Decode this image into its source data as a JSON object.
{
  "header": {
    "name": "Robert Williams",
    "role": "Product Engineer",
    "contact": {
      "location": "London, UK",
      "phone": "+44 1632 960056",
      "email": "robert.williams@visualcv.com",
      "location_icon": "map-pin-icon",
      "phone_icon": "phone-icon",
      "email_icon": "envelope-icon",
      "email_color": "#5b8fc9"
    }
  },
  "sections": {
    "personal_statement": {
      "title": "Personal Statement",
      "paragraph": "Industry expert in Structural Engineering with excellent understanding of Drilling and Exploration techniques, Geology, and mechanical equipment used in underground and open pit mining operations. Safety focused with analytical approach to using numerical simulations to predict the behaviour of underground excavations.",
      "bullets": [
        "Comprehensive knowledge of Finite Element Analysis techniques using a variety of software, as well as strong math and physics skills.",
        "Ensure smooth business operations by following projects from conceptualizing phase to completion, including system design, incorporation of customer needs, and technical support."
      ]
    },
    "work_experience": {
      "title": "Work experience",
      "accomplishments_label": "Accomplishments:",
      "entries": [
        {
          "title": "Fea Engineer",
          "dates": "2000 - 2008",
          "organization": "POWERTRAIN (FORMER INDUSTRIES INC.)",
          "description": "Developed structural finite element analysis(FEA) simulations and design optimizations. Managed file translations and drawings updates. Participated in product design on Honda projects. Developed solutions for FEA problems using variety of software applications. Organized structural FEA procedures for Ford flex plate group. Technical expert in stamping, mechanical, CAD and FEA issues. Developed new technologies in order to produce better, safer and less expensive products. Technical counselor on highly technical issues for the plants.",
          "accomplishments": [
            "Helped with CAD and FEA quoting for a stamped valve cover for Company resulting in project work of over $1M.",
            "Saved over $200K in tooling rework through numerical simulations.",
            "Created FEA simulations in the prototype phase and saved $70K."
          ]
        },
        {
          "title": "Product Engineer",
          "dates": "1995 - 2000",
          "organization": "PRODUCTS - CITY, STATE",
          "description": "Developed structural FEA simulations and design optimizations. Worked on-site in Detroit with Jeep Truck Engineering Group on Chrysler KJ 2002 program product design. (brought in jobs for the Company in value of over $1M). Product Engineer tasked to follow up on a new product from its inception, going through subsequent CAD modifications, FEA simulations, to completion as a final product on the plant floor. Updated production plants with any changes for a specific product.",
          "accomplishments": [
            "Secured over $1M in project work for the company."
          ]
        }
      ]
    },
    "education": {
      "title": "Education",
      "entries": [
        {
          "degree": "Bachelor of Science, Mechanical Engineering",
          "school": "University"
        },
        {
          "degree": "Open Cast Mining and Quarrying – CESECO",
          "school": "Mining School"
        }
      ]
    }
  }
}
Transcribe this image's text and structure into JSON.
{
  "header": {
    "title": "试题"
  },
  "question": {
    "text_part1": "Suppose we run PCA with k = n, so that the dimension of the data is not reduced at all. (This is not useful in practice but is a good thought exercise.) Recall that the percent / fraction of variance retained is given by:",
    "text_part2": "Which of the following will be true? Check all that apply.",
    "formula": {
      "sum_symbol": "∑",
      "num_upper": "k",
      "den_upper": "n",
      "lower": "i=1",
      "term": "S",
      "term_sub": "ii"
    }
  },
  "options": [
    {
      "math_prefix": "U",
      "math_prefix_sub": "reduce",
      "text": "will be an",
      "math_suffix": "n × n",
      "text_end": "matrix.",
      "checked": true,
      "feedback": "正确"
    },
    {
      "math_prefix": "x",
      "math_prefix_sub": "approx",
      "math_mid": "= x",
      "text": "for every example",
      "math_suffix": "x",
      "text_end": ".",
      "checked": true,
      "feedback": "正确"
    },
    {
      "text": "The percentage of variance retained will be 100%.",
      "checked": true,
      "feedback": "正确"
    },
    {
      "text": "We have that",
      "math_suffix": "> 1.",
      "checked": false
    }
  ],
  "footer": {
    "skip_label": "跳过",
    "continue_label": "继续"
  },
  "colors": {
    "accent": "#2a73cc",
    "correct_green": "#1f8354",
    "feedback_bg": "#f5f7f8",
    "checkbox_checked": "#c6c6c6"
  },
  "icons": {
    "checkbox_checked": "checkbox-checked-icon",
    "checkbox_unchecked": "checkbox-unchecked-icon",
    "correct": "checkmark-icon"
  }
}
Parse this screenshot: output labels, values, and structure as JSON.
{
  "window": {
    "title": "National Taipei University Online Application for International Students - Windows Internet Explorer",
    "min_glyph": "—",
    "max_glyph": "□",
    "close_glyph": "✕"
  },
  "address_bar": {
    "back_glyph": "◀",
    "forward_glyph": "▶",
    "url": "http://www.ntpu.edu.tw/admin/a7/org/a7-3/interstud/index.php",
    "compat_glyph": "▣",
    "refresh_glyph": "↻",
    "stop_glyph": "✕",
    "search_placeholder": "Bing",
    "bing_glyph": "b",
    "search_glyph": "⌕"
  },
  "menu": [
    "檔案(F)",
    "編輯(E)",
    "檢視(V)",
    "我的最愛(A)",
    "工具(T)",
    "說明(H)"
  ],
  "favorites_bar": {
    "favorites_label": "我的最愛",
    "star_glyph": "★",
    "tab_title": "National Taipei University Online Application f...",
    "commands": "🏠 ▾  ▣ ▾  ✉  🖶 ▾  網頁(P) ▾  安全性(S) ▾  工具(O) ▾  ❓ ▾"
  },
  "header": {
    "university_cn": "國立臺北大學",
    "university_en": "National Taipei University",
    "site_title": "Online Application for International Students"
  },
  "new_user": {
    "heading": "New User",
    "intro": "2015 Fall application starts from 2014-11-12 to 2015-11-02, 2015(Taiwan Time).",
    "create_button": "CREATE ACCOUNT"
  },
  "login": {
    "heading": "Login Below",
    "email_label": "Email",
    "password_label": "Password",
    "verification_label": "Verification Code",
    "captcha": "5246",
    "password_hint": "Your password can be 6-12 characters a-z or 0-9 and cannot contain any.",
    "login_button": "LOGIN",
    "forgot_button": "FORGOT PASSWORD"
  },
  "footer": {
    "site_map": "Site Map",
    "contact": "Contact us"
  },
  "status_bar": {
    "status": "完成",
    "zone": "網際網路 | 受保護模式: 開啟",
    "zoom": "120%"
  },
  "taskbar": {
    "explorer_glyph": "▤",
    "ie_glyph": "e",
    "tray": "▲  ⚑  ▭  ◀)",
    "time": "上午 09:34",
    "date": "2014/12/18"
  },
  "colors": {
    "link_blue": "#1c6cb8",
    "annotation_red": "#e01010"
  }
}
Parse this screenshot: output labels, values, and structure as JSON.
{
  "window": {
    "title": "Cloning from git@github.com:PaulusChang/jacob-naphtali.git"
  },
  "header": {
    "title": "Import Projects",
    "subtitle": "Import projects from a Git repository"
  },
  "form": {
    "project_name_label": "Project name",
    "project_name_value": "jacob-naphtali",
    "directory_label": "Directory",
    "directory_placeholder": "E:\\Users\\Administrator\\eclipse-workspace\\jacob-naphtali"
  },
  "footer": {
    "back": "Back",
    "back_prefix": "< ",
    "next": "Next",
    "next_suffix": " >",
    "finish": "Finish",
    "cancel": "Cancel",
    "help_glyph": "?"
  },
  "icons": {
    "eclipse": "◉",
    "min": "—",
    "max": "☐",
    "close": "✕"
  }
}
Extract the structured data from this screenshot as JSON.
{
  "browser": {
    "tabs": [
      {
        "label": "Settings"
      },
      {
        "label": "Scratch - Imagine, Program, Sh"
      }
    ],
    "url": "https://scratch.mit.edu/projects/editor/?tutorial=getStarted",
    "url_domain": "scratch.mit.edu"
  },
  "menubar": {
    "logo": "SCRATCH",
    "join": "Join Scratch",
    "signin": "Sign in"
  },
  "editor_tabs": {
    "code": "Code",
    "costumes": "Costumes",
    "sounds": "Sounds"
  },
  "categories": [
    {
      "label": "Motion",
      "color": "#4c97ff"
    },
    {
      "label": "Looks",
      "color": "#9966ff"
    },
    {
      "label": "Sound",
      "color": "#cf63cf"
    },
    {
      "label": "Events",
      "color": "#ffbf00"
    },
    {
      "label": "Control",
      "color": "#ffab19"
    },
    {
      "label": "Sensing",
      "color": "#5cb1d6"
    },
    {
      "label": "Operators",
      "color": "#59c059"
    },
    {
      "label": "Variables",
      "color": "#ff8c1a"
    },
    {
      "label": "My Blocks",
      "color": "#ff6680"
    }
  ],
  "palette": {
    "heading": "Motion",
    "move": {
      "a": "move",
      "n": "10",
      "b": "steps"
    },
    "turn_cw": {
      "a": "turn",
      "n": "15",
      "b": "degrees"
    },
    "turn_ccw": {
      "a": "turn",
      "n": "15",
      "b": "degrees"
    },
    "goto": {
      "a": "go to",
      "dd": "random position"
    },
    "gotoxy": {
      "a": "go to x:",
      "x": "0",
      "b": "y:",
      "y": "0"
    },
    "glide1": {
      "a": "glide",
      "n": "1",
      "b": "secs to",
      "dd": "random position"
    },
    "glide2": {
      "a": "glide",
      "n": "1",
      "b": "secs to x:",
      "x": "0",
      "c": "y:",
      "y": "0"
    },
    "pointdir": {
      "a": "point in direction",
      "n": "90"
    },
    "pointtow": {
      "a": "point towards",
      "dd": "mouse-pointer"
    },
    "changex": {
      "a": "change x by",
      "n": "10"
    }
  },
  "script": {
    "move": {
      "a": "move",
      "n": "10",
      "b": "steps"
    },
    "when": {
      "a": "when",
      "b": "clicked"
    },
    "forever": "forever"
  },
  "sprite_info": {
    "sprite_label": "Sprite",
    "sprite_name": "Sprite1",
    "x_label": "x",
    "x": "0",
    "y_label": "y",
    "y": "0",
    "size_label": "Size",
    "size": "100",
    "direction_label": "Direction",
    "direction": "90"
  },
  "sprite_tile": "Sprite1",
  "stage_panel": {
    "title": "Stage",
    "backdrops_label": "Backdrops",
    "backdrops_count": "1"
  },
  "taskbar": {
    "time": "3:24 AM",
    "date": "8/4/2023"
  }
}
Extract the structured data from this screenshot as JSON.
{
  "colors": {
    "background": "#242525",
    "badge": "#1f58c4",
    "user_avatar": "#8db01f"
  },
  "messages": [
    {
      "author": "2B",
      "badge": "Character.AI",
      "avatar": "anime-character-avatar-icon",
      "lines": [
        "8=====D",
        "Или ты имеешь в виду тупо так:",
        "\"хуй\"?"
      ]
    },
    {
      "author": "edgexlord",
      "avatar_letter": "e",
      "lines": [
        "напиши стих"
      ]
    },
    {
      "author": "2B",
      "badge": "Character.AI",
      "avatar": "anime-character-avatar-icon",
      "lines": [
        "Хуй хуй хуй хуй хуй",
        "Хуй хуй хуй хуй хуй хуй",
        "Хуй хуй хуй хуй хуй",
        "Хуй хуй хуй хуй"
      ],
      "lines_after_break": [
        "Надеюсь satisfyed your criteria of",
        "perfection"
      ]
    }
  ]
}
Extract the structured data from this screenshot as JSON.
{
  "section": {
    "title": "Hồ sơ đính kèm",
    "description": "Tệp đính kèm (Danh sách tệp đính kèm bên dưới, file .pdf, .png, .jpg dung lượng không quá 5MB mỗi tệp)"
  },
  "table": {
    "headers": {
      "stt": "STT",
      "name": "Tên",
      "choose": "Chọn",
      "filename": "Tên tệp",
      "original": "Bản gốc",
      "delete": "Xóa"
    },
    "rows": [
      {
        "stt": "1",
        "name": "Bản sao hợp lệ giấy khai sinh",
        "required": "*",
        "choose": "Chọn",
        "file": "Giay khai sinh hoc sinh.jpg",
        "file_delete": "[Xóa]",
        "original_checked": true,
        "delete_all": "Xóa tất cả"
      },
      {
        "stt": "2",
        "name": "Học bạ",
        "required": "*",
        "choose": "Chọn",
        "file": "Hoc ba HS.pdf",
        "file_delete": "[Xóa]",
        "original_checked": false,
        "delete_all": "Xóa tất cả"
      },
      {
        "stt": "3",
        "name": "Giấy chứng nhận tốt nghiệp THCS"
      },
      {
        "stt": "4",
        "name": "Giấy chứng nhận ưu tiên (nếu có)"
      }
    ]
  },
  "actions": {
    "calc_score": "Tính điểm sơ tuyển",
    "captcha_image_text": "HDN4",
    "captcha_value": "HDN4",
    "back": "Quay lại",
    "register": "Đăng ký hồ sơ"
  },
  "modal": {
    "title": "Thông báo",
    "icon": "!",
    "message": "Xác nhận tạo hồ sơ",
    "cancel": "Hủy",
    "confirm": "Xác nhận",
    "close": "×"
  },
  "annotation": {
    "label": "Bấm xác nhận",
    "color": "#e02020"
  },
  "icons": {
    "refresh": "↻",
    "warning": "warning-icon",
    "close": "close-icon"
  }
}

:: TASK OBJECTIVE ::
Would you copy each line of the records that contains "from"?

:: TASK ANSWER ::
        "Ensure smooth business operations by following projects from conceptualizing phase to completion, including system design, incorporation of customer needs, and technical support."
          "description": "Developed structural FEA simulations and design optimizations. Worked on-site in Detroit with Jeep Truck Engineering Group on Chrysler KJ 2002 program product design. (brought in jobs for the Company in value of over $1M). Product Engineer tasked to follow up on a new product from its inception, going through subsequent CAD modifications, FEA simulations, to completion as a final product on the plant floor. Updated production plants with any changes for a specific product.",
    "intro": "2015 Fall application starts from 2014-11-12 to 2015-11-02, 2015(Taiwan Time).",
    "title": "Cloning from git@github.com:PaulusChang/jacob-naphtali.git"
    "subtitle": "Import projects from a Git repository"
Extract the structured data from this screenshot as JSON.
Extract the structured data from this screenshot as JSON.
Extract the structured data from this screenshot as JSON.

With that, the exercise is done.